Website and app data records —

----------------------------------------

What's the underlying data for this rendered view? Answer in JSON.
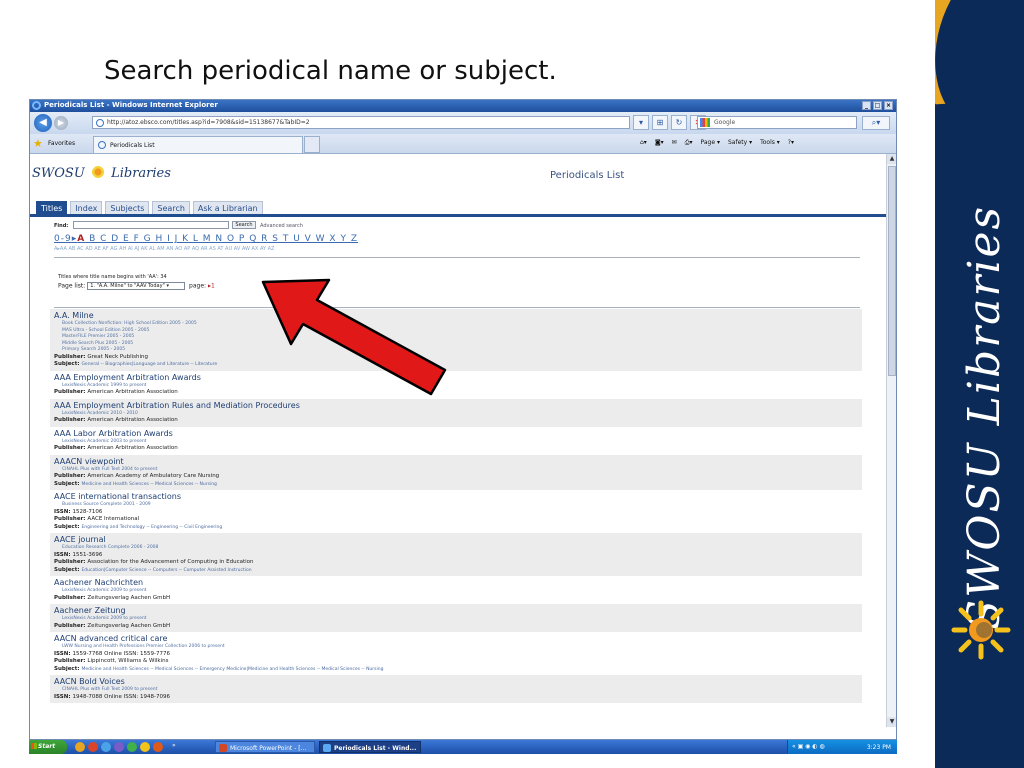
{
  "slide": {
    "title": "Search periodical name or subject.",
    "brand_text": "SWOSU Libraries",
    "colors": {
      "brand_bar": "#0c2a57",
      "swoosh": "#e8a521",
      "arrow": "#e01818"
    }
  },
  "browser": {
    "window_title": "Periodicals List - Windows Internet Explorer",
    "address": "http://atoz.ebsco.com/titles.asp?id=7908&sid=15138677&TabID=2",
    "search_placeholder": "Google",
    "favorites_label": "Favorites",
    "tab_label": "Periodicals List",
    "command_items": [
      "Page ▾",
      "Safety ▾",
      "Tools ▾"
    ]
  },
  "webpage": {
    "logo_left": "SWOSU",
    "logo_right": "Libraries",
    "page_title": "Periodicals List",
    "tabs": [
      {
        "label": "Titles",
        "active": true
      },
      {
        "label": "Index",
        "active": false
      },
      {
        "label": "Subjects",
        "active": false
      },
      {
        "label": "Search",
        "active": false
      },
      {
        "label": "Ask a Librarian",
        "active": false
      }
    ],
    "find_label": "Find:",
    "find_button": "Search",
    "advanced_search": "Advanced search",
    "letters_prefix": "0-9",
    "letters_active": "A",
    "letters_rest": "B C D E F G H I J K L M N O P Q R S T U V W X Y Z",
    "subletters": "A▸AA AB AC AD AE AF AG AH AI AJ AK AL AM AN AO AP AQ AR AS AT AU AV AW AX AY AZ",
    "titles_count": "Titles where title name begins with 'AA': 34",
    "page_list_label": "Page list:",
    "page_list_value": "1. \"A.A. Milne\" to \"AAV Today\"",
    "page_label": "page:",
    "page_value": "▸1",
    "records": [
      {
        "title": "A.A. Milne",
        "dbs": [
          "Book Collection Nonfiction: High School Edition  2005 - 2005",
          "MAS Ultra - School Edition  2005 - 2005",
          "MasterFILE Premier  2005 - 2005",
          "Middle Search Plus  2005 - 2005",
          "Primary Search  2005 - 2005"
        ],
        "issn": "",
        "publisher": "Great Neck Publishing",
        "subject": "General -- Biographies|Language and Literature -- Literature"
      },
      {
        "title": "AAA Employment Arbitration Awards",
        "dbs": [
          "LexisNexis Academic  1999 to present"
        ],
        "issn": "",
        "publisher": "American Arbitration Association",
        "subject": ""
      },
      {
        "title": "AAA Employment Arbitration Rules and Mediation Procedures",
        "dbs": [
          "LexisNexis Academic  2010 - 2010"
        ],
        "issn": "",
        "publisher": "American Arbitration Association",
        "subject": ""
      },
      {
        "title": "AAA Labor Arbitration Awards",
        "dbs": [
          "LexisNexis Academic  2003 to present"
        ],
        "issn": "",
        "publisher": "American Arbitration Association",
        "subject": ""
      },
      {
        "title": "AAACN viewpoint",
        "dbs": [
          "CINAHL Plus with Full Text  2004 to present"
        ],
        "issn": "",
        "publisher": "American Academy of Ambulatory Care Nursing",
        "subject": "Medicine and Health Sciences -- Medical Sciences -- Nursing"
      },
      {
        "title": "AACE international transactions",
        "dbs": [
          "Business Source Complete  2001 - 2009"
        ],
        "issn": "1528-7106",
        "publisher": "AACE International",
        "subject": "Engineering and Technology -- Engineering -- Civil Engineering"
      },
      {
        "title": "AACE journal",
        "dbs": [
          "Education Research Complete  2006 - 2008"
        ],
        "issn": "1551-3696",
        "publisher": "Association for the Advancement of Computing in Education",
        "subject": "Education|Computer Science -- Computers -- Computer Assisted Instruction"
      },
      {
        "title": "Aachener Nachrichten",
        "dbs": [
          "LexisNexis Academic  2009 to present"
        ],
        "issn": "",
        "publisher": "Zeitungsverlag Aachen GmbH",
        "subject": ""
      },
      {
        "title": "Aachener Zeitung",
        "dbs": [
          "LexisNexis Academic  2009 to present"
        ],
        "issn": "",
        "publisher": "Zeitungsverlag Aachen GmbH",
        "subject": ""
      },
      {
        "title": "AACN advanced critical care",
        "dbs": [
          "LWW Nursing and Health Professions Premier Collection  2006 to present"
        ],
        "issn": "1559-7768 Online ISSN: 1559-7776",
        "publisher": "Lippincott, Williams & Wilkins",
        "subject": "Medicine and Health Sciences -- Medical Sciences -- Emergency Medicine|Medicine and Health Sciences -- Medical Sciences -- Nursing"
      },
      {
        "title": "AACN Bold Voices",
        "dbs": [
          "CINAHL Plus with Full Text  2009 to present"
        ],
        "issn": "1948-7088 Online ISSN: 1948-7096",
        "publisher": "",
        "subject": ""
      }
    ],
    "labels": {
      "issn": "ISSN:",
      "publisher": "Publisher:",
      "subject": "Subject:"
    }
  },
  "taskbar": {
    "start": "Start",
    "task_ppt": "Microsoft PowerPoint - [...",
    "task_ie": "Periodicals List - Wind...",
    "clock": "3:23 PM",
    "chevron": "»"
  }
}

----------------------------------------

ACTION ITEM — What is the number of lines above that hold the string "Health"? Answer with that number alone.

EXERCISE RESPONSE — 3